> [Aim of the task]
Output, exactly and in full, the entries that appear below.

[Data entries]
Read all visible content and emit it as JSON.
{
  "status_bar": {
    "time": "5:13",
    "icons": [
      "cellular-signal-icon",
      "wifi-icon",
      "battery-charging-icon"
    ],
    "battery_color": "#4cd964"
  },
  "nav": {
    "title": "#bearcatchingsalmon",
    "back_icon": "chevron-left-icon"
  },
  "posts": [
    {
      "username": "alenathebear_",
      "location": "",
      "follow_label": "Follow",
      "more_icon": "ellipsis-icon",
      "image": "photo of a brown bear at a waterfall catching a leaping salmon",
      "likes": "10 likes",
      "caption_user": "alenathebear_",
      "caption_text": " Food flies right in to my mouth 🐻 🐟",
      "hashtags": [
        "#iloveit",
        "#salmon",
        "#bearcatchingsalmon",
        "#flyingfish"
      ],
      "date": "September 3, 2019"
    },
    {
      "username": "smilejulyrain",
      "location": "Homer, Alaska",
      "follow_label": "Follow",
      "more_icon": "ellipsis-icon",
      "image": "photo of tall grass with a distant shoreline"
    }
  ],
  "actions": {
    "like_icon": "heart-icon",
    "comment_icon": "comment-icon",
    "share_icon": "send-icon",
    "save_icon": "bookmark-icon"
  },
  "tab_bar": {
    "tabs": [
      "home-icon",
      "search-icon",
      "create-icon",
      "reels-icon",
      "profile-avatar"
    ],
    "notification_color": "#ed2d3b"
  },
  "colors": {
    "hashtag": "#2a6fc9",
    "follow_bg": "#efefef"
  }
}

> [Your response]
Read all visible content and emit it as JSON.
{
  "status_bar": {
    "time": "5:13",
    "icons": [
      "cellular-signal-icon",
      "wifi-icon",
      "battery-charging-icon"
    ],
    "battery_color": "#4cd964"
  },
  "nav": {
    "title": "#bearcatchingsalmon",
    "back_icon": "chevron-left-icon"
  },
  "posts": [
    {
      "username": "alenathebear_",
      "location": "",
      "follow_label": "Follow",
      "more_icon": "ellipsis-icon",
      "image": "photo of a brown bear at a waterfall catching a leaping salmon",
      "likes": "10 likes",
      "caption_user": "alenathebear_",
      "caption_text": " Food flies right in to my mouth 🐻 🐟",
      "hashtags": [
        "#iloveit",
        "#salmon",
        "#bearcatchingsalmon",
        "#flyingfish"
      ],
      "date": "September 3, 2019"
    },
    {
      "username": "smilejulyrain",
      "location": "Homer, Alaska",
      "follow_label": "Follow",
      "more_icon": "ellipsis-icon",
      "image": "photo of tall grass with a distant shoreline"
    }
  ],
  "actions": {
    "like_icon": "heart-icon",
    "comment_icon": "comment-icon",
    "share_icon": "send-icon",
    "save_icon": "bookmark-icon"
  },
  "tab_bar": {
    "tabs": [
      "home-icon",
      "search-icon",
      "create-icon",
      "reels-icon",
      "profile-avatar"
    ],
    "notification_color": "#ed2d3b"
  },
  "colors": {
    "hashtag": "#2a6fc9",
    "follow_bg": "#efefef"
  }
}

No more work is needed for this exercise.